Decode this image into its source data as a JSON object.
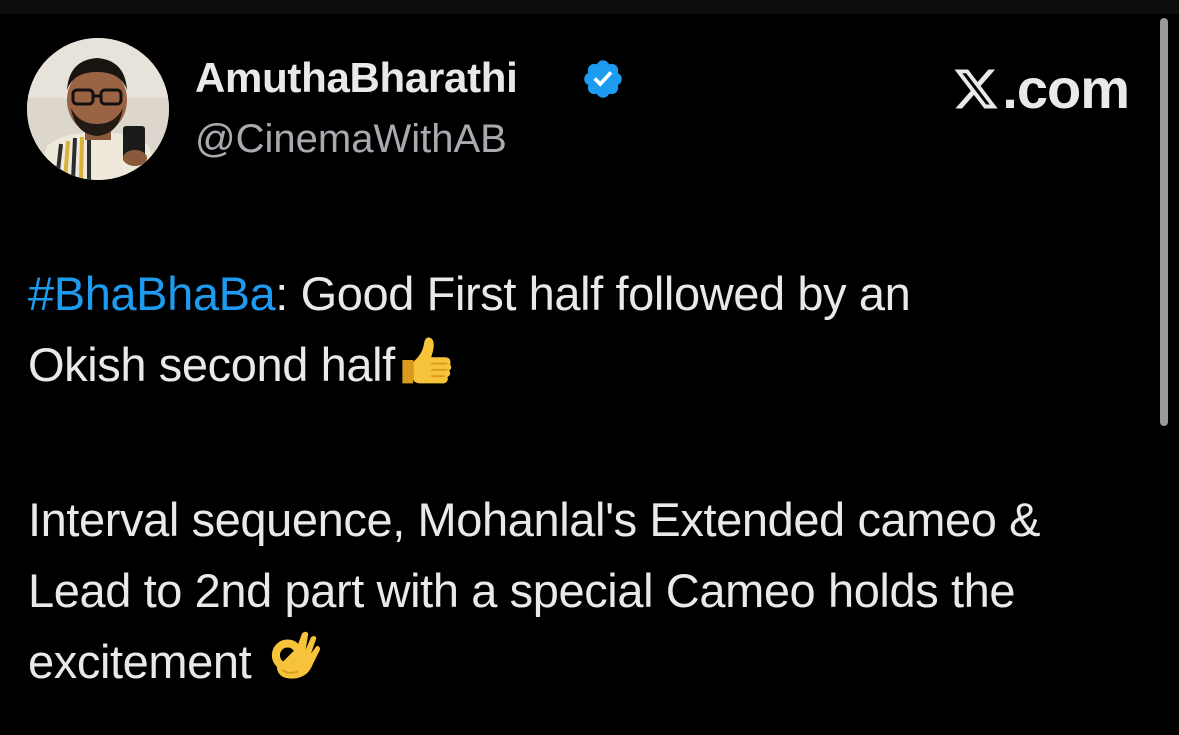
{
  "author": {
    "display_name": "AmuthaBharathi",
    "handle": "@CinemaWithAB",
    "verified_icon": "verified-badge-icon",
    "verified_color": "#1d9bf0"
  },
  "brand": {
    "icon": "x-logo-icon",
    "text": ".com"
  },
  "tweet": {
    "hashtag": "#BhaBhaBa",
    "line1_rest": ": Good First half followed by an",
    "line2": "Okish second half",
    "line2_emoji": "thumbs-up-emoji",
    "para2": "Interval sequence, Mohanlal's Extended cameo & Lead to 2nd part with a special Cameo holds the excitement ",
    "para2_emoji": "ok-hand-emoji"
  },
  "colors": {
    "background": "#000000",
    "text": "#e7e9ea",
    "handle": "#a7abb0",
    "link": "#1d9bf0"
  }
}
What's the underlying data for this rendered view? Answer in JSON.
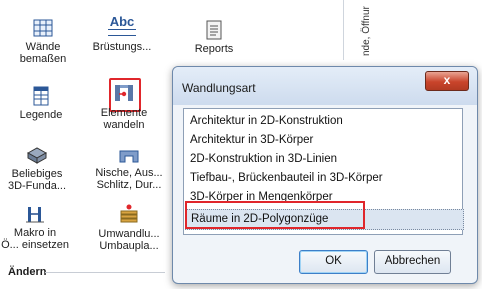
{
  "ribbon": {
    "tools": {
      "waende": "Wände\nbemaßen",
      "brustungen": "Brüstungs...",
      "reports": "Reports",
      "legende": "Legende",
      "elemente": "Elemente\nwandeln",
      "beliebiges": "Beliebiges\n3D-Funda...",
      "nische": "Nische, Aus...\nSchlitz, Dur...",
      "makro": "Makro in\nÖ... einsetzen",
      "umwandlu": "Umwandlu...\nUmbaupla..."
    },
    "vertical_text": "nde, Öffnur",
    "section_label": "Ändern",
    "abc_text": "Abc"
  },
  "dialog": {
    "title": "Wandlungsart",
    "close_label": "x",
    "options": [
      "Architektur in 2D-Konstruktion",
      "Architektur in 3D-Körper",
      "2D-Konstruktion in 3D-Linien",
      "Tiefbau-, Brückenbauteil in 3D-Körper",
      "3D-Körper in Mengenkörper",
      "Räume in 2D-Polygonzüge"
    ],
    "selected_index": 5,
    "ok_label": "OK",
    "cancel_label": "Abbrechen"
  },
  "colors": {
    "highlight": "#e0262b",
    "dialog_bg": "#f0f4f9",
    "selection_bg": "#dbe5f1"
  }
}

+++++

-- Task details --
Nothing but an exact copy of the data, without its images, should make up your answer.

-- Solution for this exercise --
Decode this image into its source data as a JSON object.
{
  "author": {
    "display_name": "AmuthaBharathi",
    "handle": "@CinemaWithAB",
    "verified_icon": "verified-badge-icon",
    "verified_color": "#1d9bf0"
  },
  "brand": {
    "icon": "x-logo-icon",
    "text": ".com"
  },
  "tweet": {
    "hashtag": "#BhaBhaBa",
    "line1_rest": ": Good First half followed by an",
    "line2": "Okish second half",
    "line2_emoji": "thumbs-up-emoji",
    "para2": "Interval sequence, Mohanlal's Extended cameo & Lead to 2nd part with a special Cameo holds the excitement ",
    "para2_emoji": "ok-hand-emoji"
  },
  "colors": {
    "background": "#000000",
    "text": "#e7e9ea",
    "handle": "#a7abb0",
    "link": "#1d9bf0"
  }
}
What's the underlying data for this rendered view? Answer in JSON.
{
  "ribbon": {
    "tools": {
      "waende": "Wände\nbemaßen",
      "brustungen": "Brüstungs...",
      "reports": "Reports",
      "legende": "Legende",
      "elemente": "Elemente\nwandeln",
      "beliebiges": "Beliebiges\n3D-Funda...",
      "nische": "Nische, Aus...\nSchlitz, Dur...",
      "makro": "Makro in\nÖ... einsetzen",
      "umwandlu": "Umwandlu...\nUmbaupla..."
    },
    "vertical_text": "nde, Öffnur",
    "section_label": "Ändern",
    "abc_text": "Abc"
  },
  "dialog": {
    "title": "Wandlungsart",
    "close_label": "x",
    "options": [
      "Architektur in 2D-Konstruktion",
      "Architektur in 3D-Körper",
      "2D-Konstruktion in 3D-Linien",
      "Tiefbau-, Brückenbauteil in 3D-Körper",
      "3D-Körper in Mengenkörper",
      "Räume in 2D-Polygonzüge"
    ],
    "selected_index": 5,
    "ok_label": "OK",
    "cancel_label": "Abbrechen"
  },
  "colors": {
    "highlight": "#e0262b",
    "dialog_bg": "#f0f4f9",
    "selection_bg": "#dbe5f1"
  }
}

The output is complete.